How to Build the Gambrel Garage - Step 4
Build the attic floor. Cut ten 2 x 6 joists to 144" long, then clip each top corner with a 1 1⁄2"-long, 45° cut. Install the joists as shown in the FRAMING ELEVATIONS, leaving a 3 1⁄2" space at the front and rear walls for the gable wall studs. Fasten the joists with three 8d nails at each end.
How to Build the Gambrel Garage - Step 5
Frame the attic kneewalls: Cut four top plates at 144" and two bottom plates at 137". Cut 20 studs at 26 5⁄8" and four end studs at 33 5⁄8". Lay out the plates so the studs fall over the attic joists. Frame the walls and install them 181⁄8" from the ends of the joists, then add temporary bracing. Option: You can begin building the roof frame by cutting two 2 x 8 nailers to 144" long. Fasten the nailers to the kneewalls so their top edges are 32 5⁄8" above the attic joists.

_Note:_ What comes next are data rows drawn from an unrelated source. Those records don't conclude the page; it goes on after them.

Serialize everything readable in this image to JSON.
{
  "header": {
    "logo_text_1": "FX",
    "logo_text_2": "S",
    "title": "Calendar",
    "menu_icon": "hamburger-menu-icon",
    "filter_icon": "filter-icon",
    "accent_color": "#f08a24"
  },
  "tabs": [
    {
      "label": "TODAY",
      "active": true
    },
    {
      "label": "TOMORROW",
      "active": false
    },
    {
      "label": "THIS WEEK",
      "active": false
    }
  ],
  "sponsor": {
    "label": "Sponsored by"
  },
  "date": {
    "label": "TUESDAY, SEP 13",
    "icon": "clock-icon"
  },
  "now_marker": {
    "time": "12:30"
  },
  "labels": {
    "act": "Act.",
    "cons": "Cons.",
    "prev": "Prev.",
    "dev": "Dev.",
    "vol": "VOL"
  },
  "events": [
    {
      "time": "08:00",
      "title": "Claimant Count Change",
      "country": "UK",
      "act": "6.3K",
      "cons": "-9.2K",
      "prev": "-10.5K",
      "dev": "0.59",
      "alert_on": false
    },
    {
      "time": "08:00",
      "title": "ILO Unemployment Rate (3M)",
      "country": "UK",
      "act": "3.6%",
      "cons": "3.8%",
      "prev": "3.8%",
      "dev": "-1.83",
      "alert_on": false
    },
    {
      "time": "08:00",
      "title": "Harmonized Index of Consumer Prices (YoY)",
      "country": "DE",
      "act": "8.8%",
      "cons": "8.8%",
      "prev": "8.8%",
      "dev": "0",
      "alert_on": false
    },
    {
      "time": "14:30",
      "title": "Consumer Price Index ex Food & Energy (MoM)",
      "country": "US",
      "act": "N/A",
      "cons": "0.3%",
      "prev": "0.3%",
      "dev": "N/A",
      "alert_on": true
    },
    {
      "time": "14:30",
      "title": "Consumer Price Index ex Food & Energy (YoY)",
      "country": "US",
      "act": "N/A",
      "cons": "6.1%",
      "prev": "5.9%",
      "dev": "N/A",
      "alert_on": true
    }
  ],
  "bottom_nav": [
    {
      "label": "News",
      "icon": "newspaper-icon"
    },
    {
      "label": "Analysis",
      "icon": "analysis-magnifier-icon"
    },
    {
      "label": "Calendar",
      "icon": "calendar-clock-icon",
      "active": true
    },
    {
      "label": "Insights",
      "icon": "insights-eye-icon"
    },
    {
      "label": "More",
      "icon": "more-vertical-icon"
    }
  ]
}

How to Build the Gambrel Garage - Step 6
Cover the attic floor between the kneewalls with 3⁄4" plywood. Run the sheets perpendicular to the joists, and stop them flush with the outer joists. Fasten the flooring with 8d ring-shank nails every 6" along the edges and every 12" in the field of the sheets.
How to Build the Gambrel Garage - Step 7
Mark the rafter layouts onto the top and outside faces of the 2 x 8 nailers; see the FRAMING ELEVATIONS.
How to Build the Gambrel Garage - Step 8
Cut the 2 x 6 ridge board at 168", mitering the front end at 16°. Mark the rafter layout onto the ridge. The outer common rafters should be 16" from the front end and 8" from the rear end of the ridge.
How to Build the Gambrel Garage - Step 9
Use the RAFTER TEMPLATES to mark and cut two upper pattern rafters and one lower pattern rafter. Test-fit the rafters and make any needed adjustments. Use the patterns to mark and cut the remaining common rafters (20 total of each type). For the gable overhangs, cut an additional eight lower and six upper rafters following the GABLE OVERHANG RAFTER DETAILS.
How to Build the Gambrel Garage - Step 10
Install the common rafters; then reinforce the joints at the knee walls with framing connectors. Also nail the attic joists to the sides of the floor rafters. Cut four 2 x 4 collar ties at 34", mitering the ends at 26.5°. Fasten them between pairs of upper rafters, as shown in the BUILDING SECTION and FRAMING ELEVATIONS.